Data START

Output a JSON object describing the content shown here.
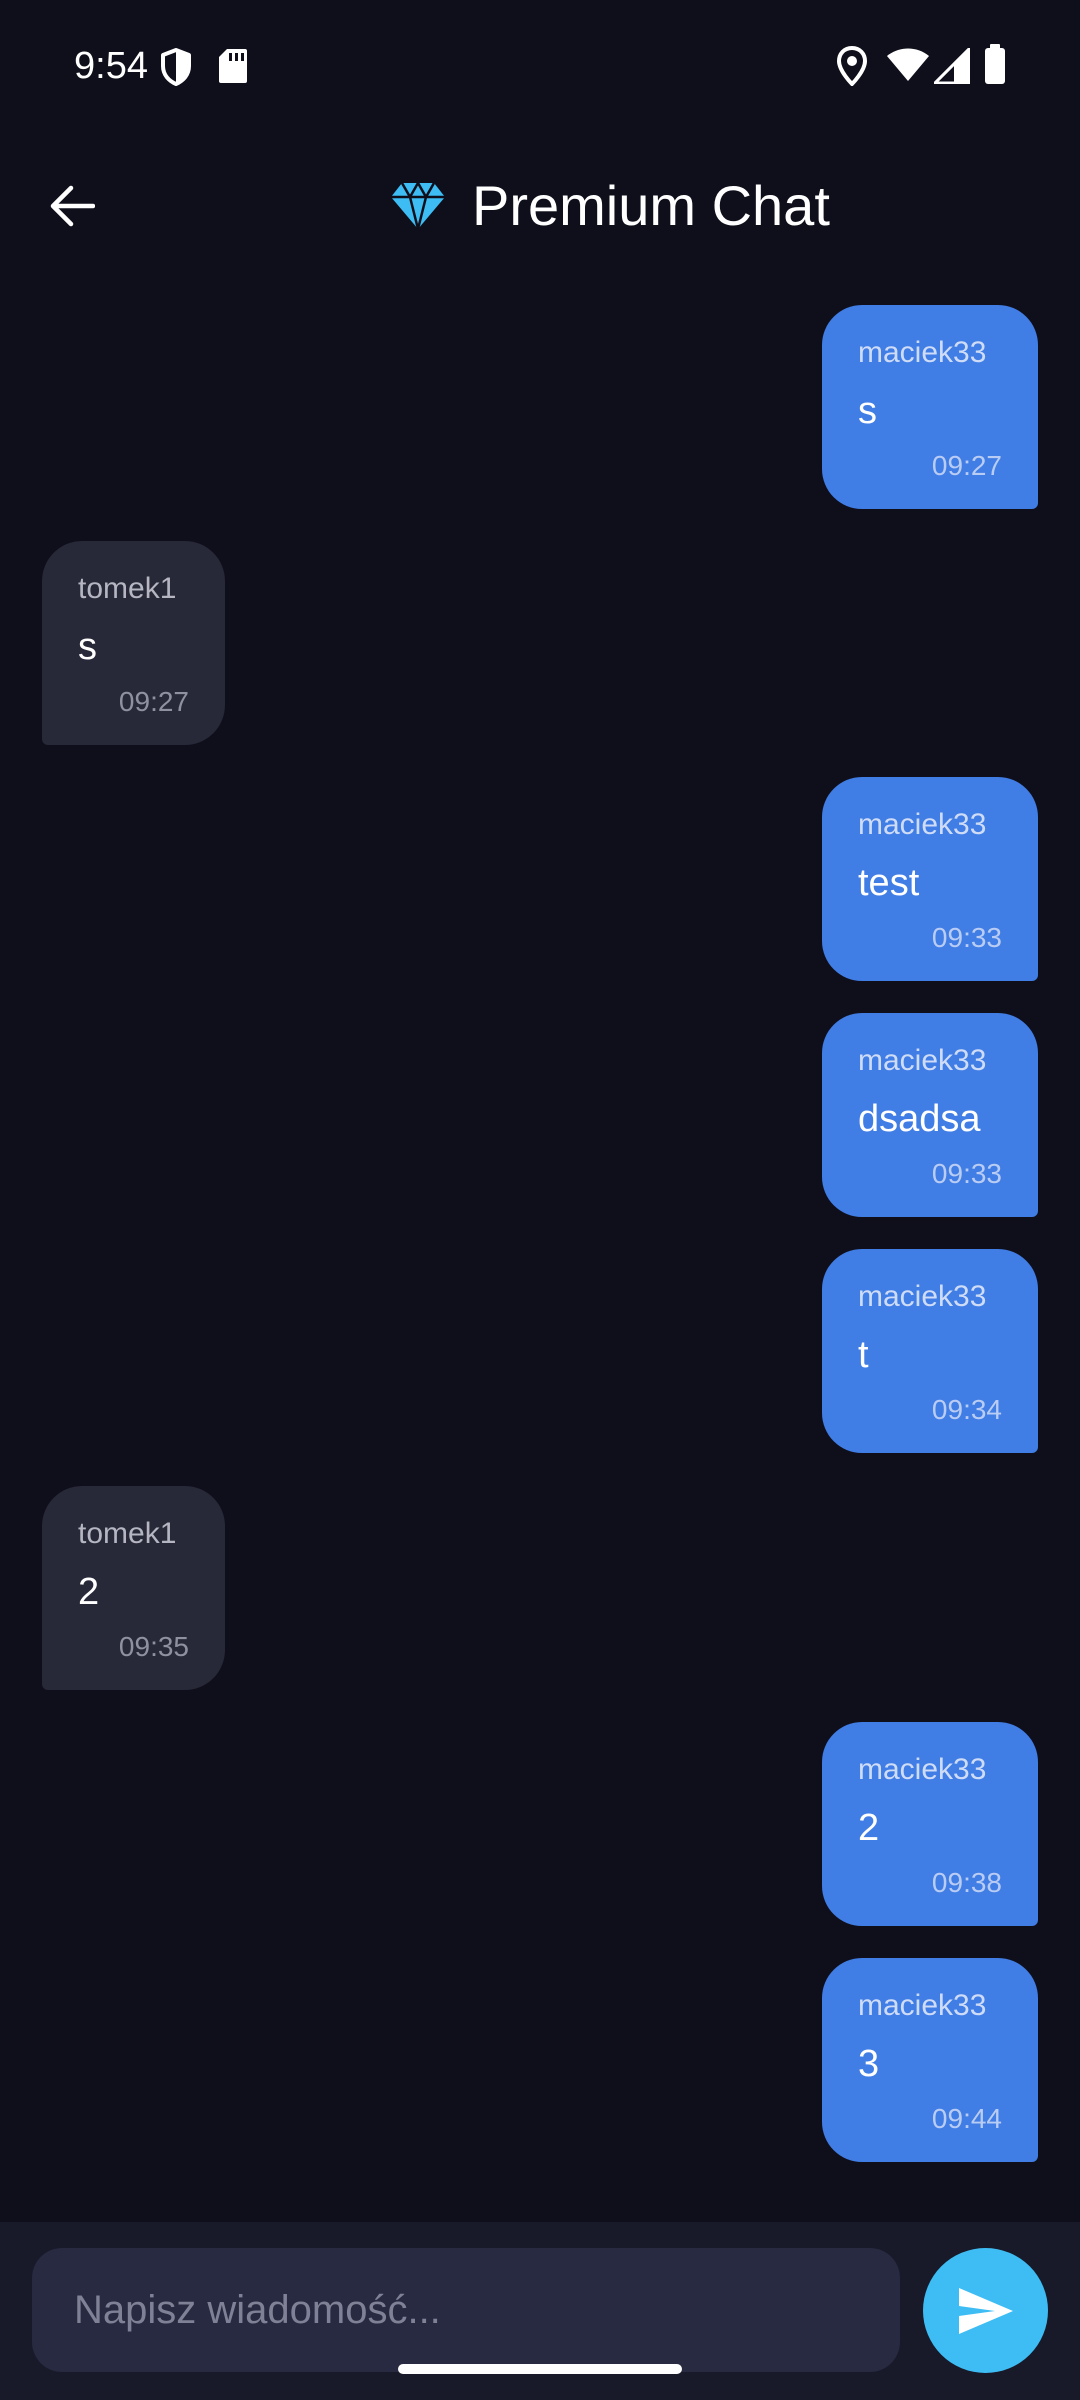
{
  "status_bar": {
    "time": "9:54",
    "icons": [
      "shield-icon",
      "sd-card-icon",
      "location-icon",
      "wifi-icon",
      "signal-icon",
      "battery-icon"
    ]
  },
  "app_bar": {
    "back_icon": "arrow-back-icon",
    "title_icon": "diamond-icon",
    "title": "Premium Chat"
  },
  "messages": [
    {
      "direction": "outgoing",
      "sender": "maciek33",
      "text": "s",
      "time": "09:27"
    },
    {
      "direction": "incoming",
      "sender": "tomek1",
      "text": "s",
      "time": "09:27"
    },
    {
      "direction": "outgoing",
      "sender": "maciek33",
      "text": "test",
      "time": "09:33"
    },
    {
      "direction": "outgoing",
      "sender": "maciek33",
      "text": "dsadsa",
      "time": "09:33"
    },
    {
      "direction": "outgoing",
      "sender": "maciek33",
      "text": "t",
      "time": "09:34"
    },
    {
      "direction": "incoming",
      "sender": "tomek1",
      "text": "2",
      "time": "09:35"
    },
    {
      "direction": "outgoing",
      "sender": "maciek33",
      "text": "2",
      "time": "09:38"
    },
    {
      "direction": "outgoing",
      "sender": "maciek33",
      "text": "3",
      "time": "09:44"
    }
  ],
  "composer": {
    "placeholder": "Napisz wiadomość...",
    "value": "",
    "send_icon": "send-icon"
  },
  "colors": {
    "background": "#0f0f1c",
    "outgoing_bubble": "#407de5",
    "incoming_bubble": "#272838",
    "accent": "#3dbdf3"
  }
}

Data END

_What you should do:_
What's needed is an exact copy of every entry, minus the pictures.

_Your response:_
Output a JSON object describing the content shown here.
{
  "status_bar": {
    "time": "9:54",
    "icons": [
      "shield-icon",
      "sd-card-icon",
      "location-icon",
      "wifi-icon",
      "signal-icon",
      "battery-icon"
    ]
  },
  "app_bar": {
    "back_icon": "arrow-back-icon",
    "title_icon": "diamond-icon",
    "title": "Premium Chat"
  },
  "messages": [
    {
      "direction": "outgoing",
      "sender": "maciek33",
      "text": "s",
      "time": "09:27"
    },
    {
      "direction": "incoming",
      "sender": "tomek1",
      "text": "s",
      "time": "09:27"
    },
    {
      "direction": "outgoing",
      "sender": "maciek33",
      "text": "test",
      "time": "09:33"
    },
    {
      "direction": "outgoing",
      "sender": "maciek33",
      "text": "dsadsa",
      "time": "09:33"
    },
    {
      "direction": "outgoing",
      "sender": "maciek33",
      "text": "t",
      "time": "09:34"
    },
    {
      "direction": "incoming",
      "sender": "tomek1",
      "text": "2",
      "time": "09:35"
    },
    {
      "direction": "outgoing",
      "sender": "maciek33",
      "text": "2",
      "time": "09:38"
    },
    {
      "direction": "outgoing",
      "sender": "maciek33",
      "text": "3",
      "time": "09:44"
    }
  ],
  "composer": {
    "placeholder": "Napisz wiadomość...",
    "value": "",
    "send_icon": "send-icon"
  },
  "colors": {
    "background": "#0f0f1c",
    "outgoing_bubble": "#407de5",
    "incoming_bubble": "#272838",
    "accent": "#3dbdf3"
  }
}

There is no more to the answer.